→ **EXERCISE PROMPT**
What you return must match the records word for word, except that pictures are dropped.

Data excerpts
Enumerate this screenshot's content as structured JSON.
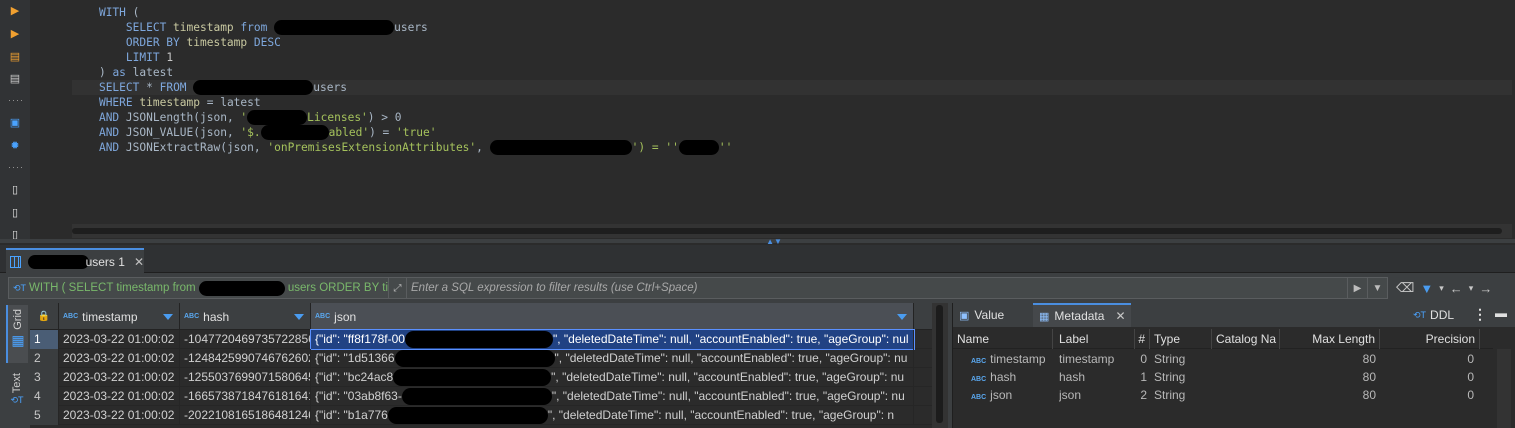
{
  "editor": {
    "lines": [
      {
        "indent": "    ",
        "parts": [
          {
            "t": "WITH",
            "c": "kw"
          },
          {
            "t": " (",
            "c": ""
          }
        ]
      },
      {
        "indent": "        ",
        "parts": [
          {
            "t": "SELECT",
            "c": "kw"
          },
          {
            "t": " timestamp ",
            "c": "idf"
          },
          {
            "t": "from",
            "c": "kw"
          },
          {
            "t": " ",
            "c": ""
          },
          {
            "redact": 120
          },
          {
            "t": "users",
            "c": ""
          }
        ]
      },
      {
        "indent": "        ",
        "parts": [
          {
            "t": "ORDER BY",
            "c": "kw"
          },
          {
            "t": " timestamp ",
            "c": "idf"
          },
          {
            "t": "DESC",
            "c": "kw"
          }
        ]
      },
      {
        "indent": "        ",
        "parts": [
          {
            "t": "LIMIT",
            "c": "kw"
          },
          {
            "t": " 1",
            "c": "num"
          }
        ]
      },
      {
        "indent": "    ",
        "parts": [
          {
            "t": ") ",
            "c": ""
          },
          {
            "t": "as",
            "c": "kw"
          },
          {
            "t": " latest",
            "c": ""
          }
        ]
      },
      {
        "indent": "    ",
        "parts": [
          {
            "t": "SELECT",
            "c": "kw"
          },
          {
            "t": " * ",
            "c": ""
          },
          {
            "t": "FROM",
            "c": "kw"
          },
          {
            "t": " ",
            "c": ""
          },
          {
            "redact": 120
          },
          {
            "t": "users",
            "c": ""
          }
        ]
      },
      {
        "indent": "    ",
        "parts": [
          {
            "t": "WHERE",
            "c": "kw"
          },
          {
            "t": " timestamp ",
            "c": "idf"
          },
          {
            "t": "= latest",
            "c": ""
          }
        ]
      },
      {
        "indent": "    ",
        "parts": [
          {
            "t": "AND",
            "c": "kw"
          },
          {
            "t": " JSONLength(json, ",
            "c": ""
          },
          {
            "t": "'",
            "c": "str"
          },
          {
            "redact": 60
          },
          {
            "t": "Licenses'",
            "c": "str"
          },
          {
            "t": ") > 0",
            "c": ""
          }
        ]
      },
      {
        "indent": "    ",
        "parts": [
          {
            "t": "AND",
            "c": "kw"
          },
          {
            "t": " JSON_VALUE(json, ",
            "c": ""
          },
          {
            "t": "'$.",
            "c": "str"
          },
          {
            "redact": 68
          },
          {
            "t": "abled'",
            "c": "str"
          },
          {
            "t": ") = ",
            "c": ""
          },
          {
            "t": "'true'",
            "c": "str"
          }
        ]
      },
      {
        "indent": "    ",
        "parts": [
          {
            "t": "AND",
            "c": "kw"
          },
          {
            "t": " JSONExtractRaw(json, ",
            "c": ""
          },
          {
            "t": "'onPremisesExtensionAttributes'",
            "c": "str"
          },
          {
            "t": ", ",
            "c": ""
          },
          {
            "redact": 142
          },
          {
            "t": "') = ",
            "c": "str"
          },
          {
            "t": "''",
            "c": "str"
          },
          {
            "redact": 40
          },
          {
            "t": "''",
            "c": "str"
          }
        ]
      }
    ]
  },
  "results": {
    "tab_label": "users 1",
    "filter_query": "WITH ( SELECT timestamp from",
    "filter_query_tail": "users ORDER BY ti",
    "filter_placeholder": "Enter a SQL expression to filter results (use Ctrl+Space)",
    "side_tabs": {
      "grid": "Grid",
      "text": "Text"
    },
    "columns": [
      "timestamp",
      "hash",
      "json"
    ],
    "rows": [
      {
        "num": "1",
        "timestamp": "2023-03-22 01:00:02",
        "hash": "-1047720469735722856",
        "json_pre": "{\"id\": \"ff8f178f-00",
        "json_post": "\", \"deletedDateTime\": null, \"accountEnabled\": true, \"ageGroup\": nul"
      },
      {
        "num": "2",
        "timestamp": "2023-03-22 01:00:02",
        "hash": "-1248425990746762602",
        "json_pre": "{\"id\": \"1d51366",
        "json_post": "\", \"deletedDateTime\": null, \"accountEnabled\": true, \"ageGroup\": nu"
      },
      {
        "num": "3",
        "timestamp": "2023-03-22 01:00:02",
        "hash": "-1255037699071580645",
        "json_pre": "{\"id\": \"bc24ac8",
        "json_post": "\", \"deletedDateTime\": null, \"accountEnabled\": true, \"ageGroup\": nu"
      },
      {
        "num": "4",
        "timestamp": "2023-03-22 01:00:02",
        "hash": "-1665738718476181641",
        "json_pre": "{\"id\": \"03ab8f63-",
        "json_post": "\", \"deletedDateTime\": null, \"accountEnabled\": true, \"ageGroup\": nu"
      },
      {
        "num": "5",
        "timestamp": "2023-03-22 01:00:02",
        "hash": "-2022108165186481246",
        "json_pre": "{\"id\": \"b1a776",
        "json_post": "\", \"deletedDateTime\": null, \"accountEnabled\": true, \"ageGroup\": n"
      }
    ]
  },
  "panel": {
    "tabs": {
      "value": "Value",
      "metadata": "Metadata"
    },
    "ddl": "DDL",
    "headers": {
      "name": "Name",
      "label": "Label",
      "num": "#",
      "type": "Type",
      "catalog": "Catalog Na",
      "max_length": "Max Length",
      "precision": "Precision"
    },
    "rows": [
      {
        "name": "timestamp",
        "label": "timestamp",
        "num": "0",
        "type": "String",
        "max_length": "80",
        "precision": "0"
      },
      {
        "name": "hash",
        "label": "hash",
        "num": "1",
        "type": "String",
        "max_length": "80",
        "precision": "0"
      },
      {
        "name": "json",
        "label": "json",
        "num": "2",
        "type": "String",
        "max_length": "80",
        "precision": "0"
      }
    ]
  },
  "colors": {
    "accent": "#4a8ee0",
    "keyword": "#7ea7dc",
    "string": "#a5c25c",
    "selection": "#214283"
  }
}
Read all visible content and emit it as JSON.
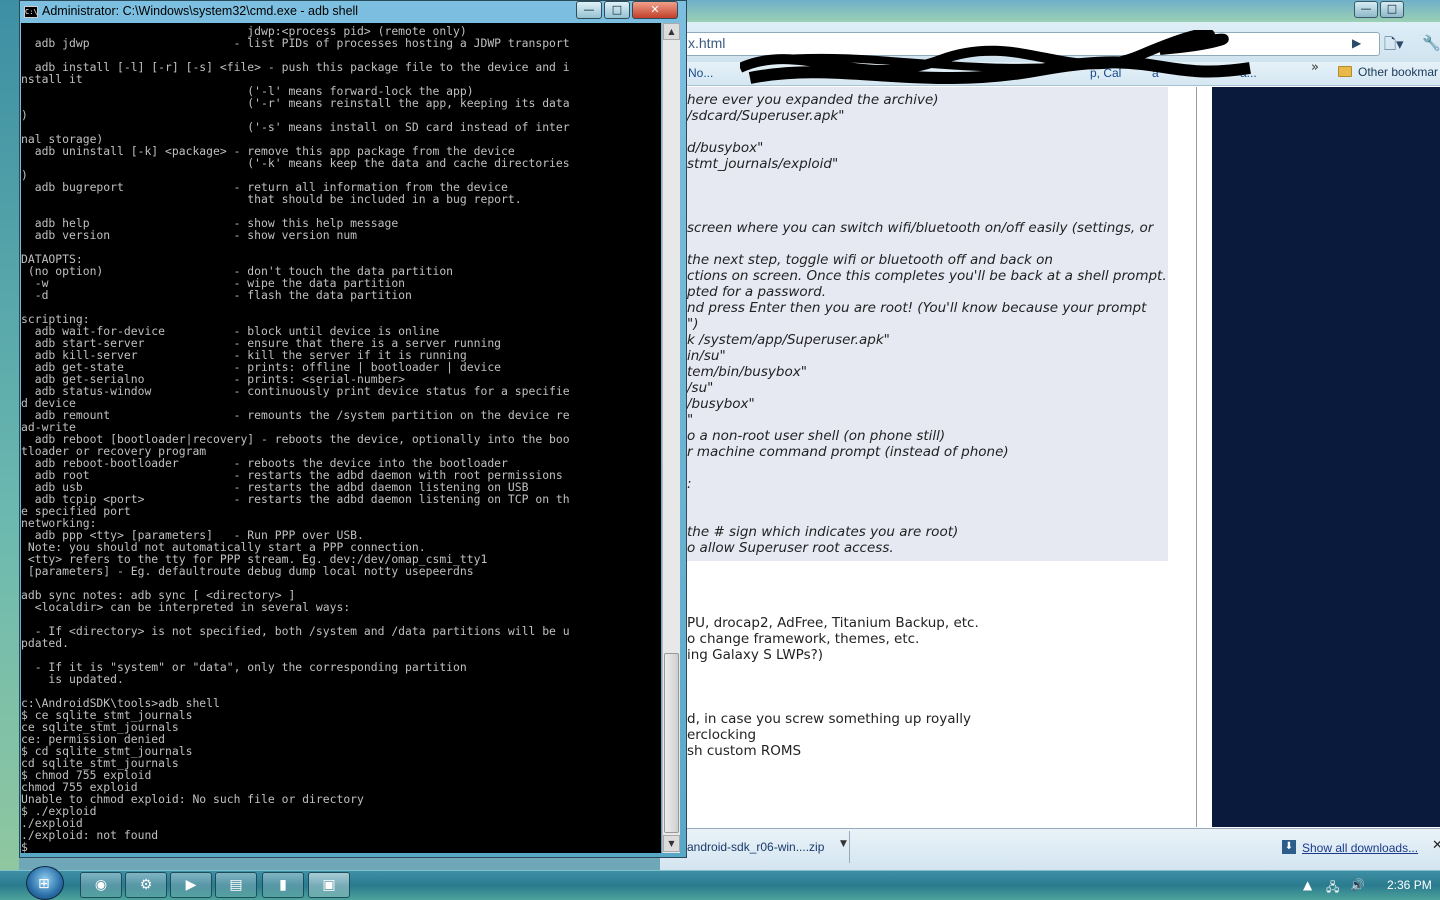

→ **EXERCISE RESPONSE**
Enumerate this screenshot's content as structured JSON.
{
  "editor": {
    "lines": [
      {
        "indent": "    ",
        "parts": [
          {
            "t": "WITH",
            "c": "kw"
          },
          {
            "t": " (",
            "c": ""
          }
        ]
      },
      {
        "indent": "        ",
        "parts": [
          {
            "t": "SELECT",
            "c": "kw"
          },
          {
            "t": " timestamp ",
            "c": "idf"
          },
          {
            "t": "from",
            "c": "kw"
          },
          {
            "t": " ",
            "c": ""
          },
          {
            "redact": 120
          },
          {
            "t": "users",
            "c": ""
          }
        ]
      },
      {
        "indent": "        ",
        "parts": [
          {
            "t": "ORDER BY",
            "c": "kw"
          },
          {
            "t": " timestamp ",
            "c": "idf"
          },
          {
            "t": "DESC",
            "c": "kw"
          }
        ]
      },
      {
        "indent": "        ",
        "parts": [
          {
            "t": "LIMIT",
            "c": "kw"
          },
          {
            "t": " 1",
            "c": "num"
          }
        ]
      },
      {
        "indent": "    ",
        "parts": [
          {
            "t": ") ",
            "c": ""
          },
          {
            "t": "as",
            "c": "kw"
          },
          {
            "t": " latest",
            "c": ""
          }
        ]
      },
      {
        "indent": "    ",
        "parts": [
          {
            "t": "SELECT",
            "c": "kw"
          },
          {
            "t": " * ",
            "c": ""
          },
          {
            "t": "FROM",
            "c": "kw"
          },
          {
            "t": " ",
            "c": ""
          },
          {
            "redact": 120
          },
          {
            "t": "users",
            "c": ""
          }
        ]
      },
      {
        "indent": "    ",
        "parts": [
          {
            "t": "WHERE",
            "c": "kw"
          },
          {
            "t": " timestamp ",
            "c": "idf"
          },
          {
            "t": "= latest",
            "c": ""
          }
        ]
      },
      {
        "indent": "    ",
        "parts": [
          {
            "t": "AND",
            "c": "kw"
          },
          {
            "t": " JSONLength(json, ",
            "c": ""
          },
          {
            "t": "'",
            "c": "str"
          },
          {
            "redact": 60
          },
          {
            "t": "Licenses'",
            "c": "str"
          },
          {
            "t": ") > 0",
            "c": ""
          }
        ]
      },
      {
        "indent": "    ",
        "parts": [
          {
            "t": "AND",
            "c": "kw"
          },
          {
            "t": " JSON_VALUE(json, ",
            "c": ""
          },
          {
            "t": "'$.",
            "c": "str"
          },
          {
            "redact": 68
          },
          {
            "t": "abled'",
            "c": "str"
          },
          {
            "t": ") = ",
            "c": ""
          },
          {
            "t": "'true'",
            "c": "str"
          }
        ]
      },
      {
        "indent": "    ",
        "parts": [
          {
            "t": "AND",
            "c": "kw"
          },
          {
            "t": " JSONExtractRaw(json, ",
            "c": ""
          },
          {
            "t": "'onPremisesExtensionAttributes'",
            "c": "str"
          },
          {
            "t": ", ",
            "c": ""
          },
          {
            "redact": 142
          },
          {
            "t": "') = ",
            "c": "str"
          },
          {
            "t": "''",
            "c": "str"
          },
          {
            "redact": 40
          },
          {
            "t": "''",
            "c": "str"
          }
        ]
      }
    ]
  },
  "results": {
    "tab_label": "users 1",
    "filter_query": "WITH ( SELECT timestamp from",
    "filter_query_tail": "users ORDER BY ti",
    "filter_placeholder": "Enter a SQL expression to filter results (use Ctrl+Space)",
    "side_tabs": {
      "grid": "Grid",
      "text": "Text"
    },
    "columns": [
      "timestamp",
      "hash",
      "json"
    ],
    "rows": [
      {
        "num": "1",
        "timestamp": "2023-03-22 01:00:02",
        "hash": "-1047720469735722856",
        "json_pre": "{\"id\": \"ff8f178f-00",
        "json_post": "\", \"deletedDateTime\": null, \"accountEnabled\": true, \"ageGroup\": nul"
      },
      {
        "num": "2",
        "timestamp": "2023-03-22 01:00:02",
        "hash": "-1248425990746762602",
        "json_pre": "{\"id\": \"1d51366",
        "json_post": "\", \"deletedDateTime\": null, \"accountEnabled\": true, \"ageGroup\": nu"
      },
      {
        "num": "3",
        "timestamp": "2023-03-22 01:00:02",
        "hash": "-1255037699071580645",
        "json_pre": "{\"id\": \"bc24ac8",
        "json_post": "\", \"deletedDateTime\": null, \"accountEnabled\": true, \"ageGroup\": nu"
      },
      {
        "num": "4",
        "timestamp": "2023-03-22 01:00:02",
        "hash": "-1665738718476181641",
        "json_pre": "{\"id\": \"03ab8f63-",
        "json_post": "\", \"deletedDateTime\": null, \"accountEnabled\": true, \"ageGroup\": nu"
      },
      {
        "num": "5",
        "timestamp": "2023-03-22 01:00:02",
        "hash": "-2022108165186481246",
        "json_pre": "{\"id\": \"b1a776",
        "json_post": "\", \"deletedDateTime\": null, \"accountEnabled\": true, \"ageGroup\": n"
      }
    ]
  },
  "panel": {
    "tabs": {
      "value": "Value",
      "metadata": "Metadata"
    },
    "ddl": "DDL",
    "headers": {
      "name": "Name",
      "label": "Label",
      "num": "#",
      "type": "Type",
      "catalog": "Catalog Na",
      "max_length": "Max Length",
      "precision": "Precision"
    },
    "rows": [
      {
        "name": "timestamp",
        "label": "timestamp",
        "num": "0",
        "type": "String",
        "max_length": "80",
        "precision": "0"
      },
      {
        "name": "hash",
        "label": "hash",
        "num": "1",
        "type": "String",
        "max_length": "80",
        "precision": "0"
      },
      {
        "name": "json",
        "label": "json",
        "num": "2",
        "type": "String",
        "max_length": "80",
        "precision": "0"
      }
    ]
  },
  "colors": {
    "accent": "#4a8ee0",
    "keyword": "#7ea7dc",
    "string": "#a5c25c",
    "selection": "#214283"
  }
}
Read all visible content and emit it as JSON.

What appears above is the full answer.